◆ EXTRACTED ENTRIES ◆
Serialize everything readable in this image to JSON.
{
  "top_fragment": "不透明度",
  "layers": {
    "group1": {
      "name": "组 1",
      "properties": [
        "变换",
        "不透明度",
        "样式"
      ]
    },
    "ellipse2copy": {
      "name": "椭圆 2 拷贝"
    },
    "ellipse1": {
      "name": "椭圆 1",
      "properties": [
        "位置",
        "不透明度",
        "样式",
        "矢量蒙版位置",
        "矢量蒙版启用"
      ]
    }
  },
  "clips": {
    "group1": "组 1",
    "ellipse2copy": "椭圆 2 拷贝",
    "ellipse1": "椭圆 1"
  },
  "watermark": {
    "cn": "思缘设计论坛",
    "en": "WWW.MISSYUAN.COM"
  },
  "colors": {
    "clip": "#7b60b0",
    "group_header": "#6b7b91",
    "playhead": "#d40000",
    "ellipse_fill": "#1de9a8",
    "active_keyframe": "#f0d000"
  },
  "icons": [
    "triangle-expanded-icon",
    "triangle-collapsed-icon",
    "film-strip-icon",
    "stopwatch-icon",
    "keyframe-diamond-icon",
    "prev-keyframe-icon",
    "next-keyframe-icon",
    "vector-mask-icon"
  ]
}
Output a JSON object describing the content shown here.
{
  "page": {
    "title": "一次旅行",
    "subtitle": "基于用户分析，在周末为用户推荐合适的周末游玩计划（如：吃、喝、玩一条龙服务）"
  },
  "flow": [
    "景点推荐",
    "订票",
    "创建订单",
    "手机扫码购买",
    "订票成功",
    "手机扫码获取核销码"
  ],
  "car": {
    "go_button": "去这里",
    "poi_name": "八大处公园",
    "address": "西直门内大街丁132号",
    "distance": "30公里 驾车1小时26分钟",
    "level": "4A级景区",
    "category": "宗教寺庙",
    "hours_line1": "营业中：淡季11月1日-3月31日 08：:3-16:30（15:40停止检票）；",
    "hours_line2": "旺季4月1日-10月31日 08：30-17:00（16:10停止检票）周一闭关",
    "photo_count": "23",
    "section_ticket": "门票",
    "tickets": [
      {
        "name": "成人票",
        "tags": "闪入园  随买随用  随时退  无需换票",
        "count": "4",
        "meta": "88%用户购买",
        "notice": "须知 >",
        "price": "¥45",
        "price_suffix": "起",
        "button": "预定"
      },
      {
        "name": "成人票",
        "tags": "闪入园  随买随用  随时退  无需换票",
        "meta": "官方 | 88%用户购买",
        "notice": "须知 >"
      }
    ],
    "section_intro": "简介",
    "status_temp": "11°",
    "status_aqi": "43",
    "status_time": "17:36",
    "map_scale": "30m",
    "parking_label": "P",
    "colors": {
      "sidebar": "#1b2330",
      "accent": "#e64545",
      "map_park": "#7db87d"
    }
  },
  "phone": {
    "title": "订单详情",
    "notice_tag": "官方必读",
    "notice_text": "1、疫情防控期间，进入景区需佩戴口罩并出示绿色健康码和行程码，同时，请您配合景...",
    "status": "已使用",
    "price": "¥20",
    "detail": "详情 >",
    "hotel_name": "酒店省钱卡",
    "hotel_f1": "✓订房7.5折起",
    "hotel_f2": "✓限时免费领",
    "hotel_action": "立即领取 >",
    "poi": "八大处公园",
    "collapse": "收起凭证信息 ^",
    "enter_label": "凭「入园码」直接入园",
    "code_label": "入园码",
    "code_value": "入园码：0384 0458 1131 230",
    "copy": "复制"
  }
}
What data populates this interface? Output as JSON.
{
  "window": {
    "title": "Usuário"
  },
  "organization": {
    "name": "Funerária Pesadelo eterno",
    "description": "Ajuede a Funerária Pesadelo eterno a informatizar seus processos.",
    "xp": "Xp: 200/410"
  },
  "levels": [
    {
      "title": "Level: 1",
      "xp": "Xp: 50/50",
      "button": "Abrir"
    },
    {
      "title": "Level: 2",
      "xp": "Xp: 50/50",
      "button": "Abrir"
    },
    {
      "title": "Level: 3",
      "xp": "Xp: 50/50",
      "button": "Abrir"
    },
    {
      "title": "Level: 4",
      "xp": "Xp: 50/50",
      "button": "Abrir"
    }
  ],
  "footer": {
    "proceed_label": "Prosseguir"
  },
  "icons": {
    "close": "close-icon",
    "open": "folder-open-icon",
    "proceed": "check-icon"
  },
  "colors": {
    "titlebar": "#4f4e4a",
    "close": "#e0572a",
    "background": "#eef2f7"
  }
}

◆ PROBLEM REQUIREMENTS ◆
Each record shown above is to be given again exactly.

◆ SOLUTION TO THE PROBLEM ◆
Serialize everything readable in this image to JSON.
{
  "top_fragment": "不透明度",
  "layers": {
    "group1": {
      "name": "组 1",
      "properties": [
        "变换",
        "不透明度",
        "样式"
      ]
    },
    "ellipse2copy": {
      "name": "椭圆 2 拷贝"
    },
    "ellipse1": {
      "name": "椭圆 1",
      "properties": [
        "位置",
        "不透明度",
        "样式",
        "矢量蒙版位置",
        "矢量蒙版启用"
      ]
    }
  },
  "clips": {
    "group1": "组 1",
    "ellipse2copy": "椭圆 2 拷贝",
    "ellipse1": "椭圆 1"
  },
  "watermark": {
    "cn": "思缘设计论坛",
    "en": "WWW.MISSYUAN.COM"
  },
  "colors": {
    "clip": "#7b60b0",
    "group_header": "#6b7b91",
    "playhead": "#d40000",
    "ellipse_fill": "#1de9a8",
    "active_keyframe": "#f0d000"
  },
  "icons": [
    "triangle-expanded-icon",
    "triangle-collapsed-icon",
    "film-strip-icon",
    "stopwatch-icon",
    "keyframe-diamond-icon",
    "prev-keyframe-icon",
    "next-keyframe-icon",
    "vector-mask-icon"
  ]
}
Output a JSON object describing the content shown here.
{
  "page": {
    "title": "一次旅行",
    "subtitle": "基于用户分析，在周末为用户推荐合适的周末游玩计划（如：吃、喝、玩一条龙服务）"
  },
  "flow": [
    "景点推荐",
    "订票",
    "创建订单",
    "手机扫码购买",
    "订票成功",
    "手机扫码获取核销码"
  ],
  "car": {
    "go_button": "去这里",
    "poi_name": "八大处公园",
    "address": "西直门内大街丁132号",
    "distance": "30公里 驾车1小时26分钟",
    "level": "4A级景区",
    "category": "宗教寺庙",
    "hours_line1": "营业中：淡季11月1日-3月31日 08：:3-16:30（15:40停止检票）；",
    "hours_line2": "旺季4月1日-10月31日 08：30-17:00（16:10停止检票）周一闭关",
    "photo_count": "23",
    "section_ticket": "门票",
    "tickets": [
      {
        "name": "成人票",
        "tags": "闪入园  随买随用  随时退  无需换票",
        "count": "4",
        "meta": "88%用户购买",
        "notice": "须知 >",
        "price": "¥45",
        "price_suffix": "起",
        "button": "预定"
      },
      {
        "name": "成人票",
        "tags": "闪入园  随买随用  随时退  无需换票",
        "meta": "官方 | 88%用户购买",
        "notice": "须知 >"
      }
    ],
    "section_intro": "简介",
    "status_temp": "11°",
    "status_aqi": "43",
    "status_time": "17:36",
    "map_scale": "30m",
    "parking_label": "P",
    "colors": {
      "sidebar": "#1b2330",
      "accent": "#e64545",
      "map_park": "#7db87d"
    }
  },
  "phone": {
    "title": "订单详情",
    "notice_tag": "官方必读",
    "notice_text": "1、疫情防控期间，进入景区需佩戴口罩并出示绿色健康码和行程码，同时，请您配合景...",
    "status": "已使用",
    "price": "¥20",
    "detail": "详情 >",
    "hotel_name": "酒店省钱卡",
    "hotel_f1": "✓订房7.5折起",
    "hotel_f2": "✓限时免费领",
    "hotel_action": "立即领取 >",
    "poi": "八大处公园",
    "collapse": "收起凭证信息 ^",
    "enter_label": "凭「入园码」直接入园",
    "code_label": "入园码",
    "code_value": "入园码：0384 0458 1131 230",
    "copy": "复制"
  }
}
What data populates this interface? Output as JSON.
{
  "window": {
    "title": "Usuário"
  },
  "organization": {
    "name": "Funerária Pesadelo eterno",
    "description": "Ajuede a Funerária Pesadelo eterno a informatizar seus processos.",
    "xp": "Xp: 200/410"
  },
  "levels": [
    {
      "title": "Level: 1",
      "xp": "Xp: 50/50",
      "button": "Abrir"
    },
    {
      "title": "Level: 2",
      "xp": "Xp: 50/50",
      "button": "Abrir"
    },
    {
      "title": "Level: 3",
      "xp": "Xp: 50/50",
      "button": "Abrir"
    },
    {
      "title": "Level: 4",
      "xp": "Xp: 50/50",
      "button": "Abrir"
    }
  ],
  "footer": {
    "proceed_label": "Prosseguir"
  },
  "icons": {
    "close": "close-icon",
    "open": "folder-open-icon",
    "proceed": "check-icon"
  },
  "colors": {
    "titlebar": "#4f4e4a",
    "close": "#e0572a",
    "background": "#eef2f7"
  }
}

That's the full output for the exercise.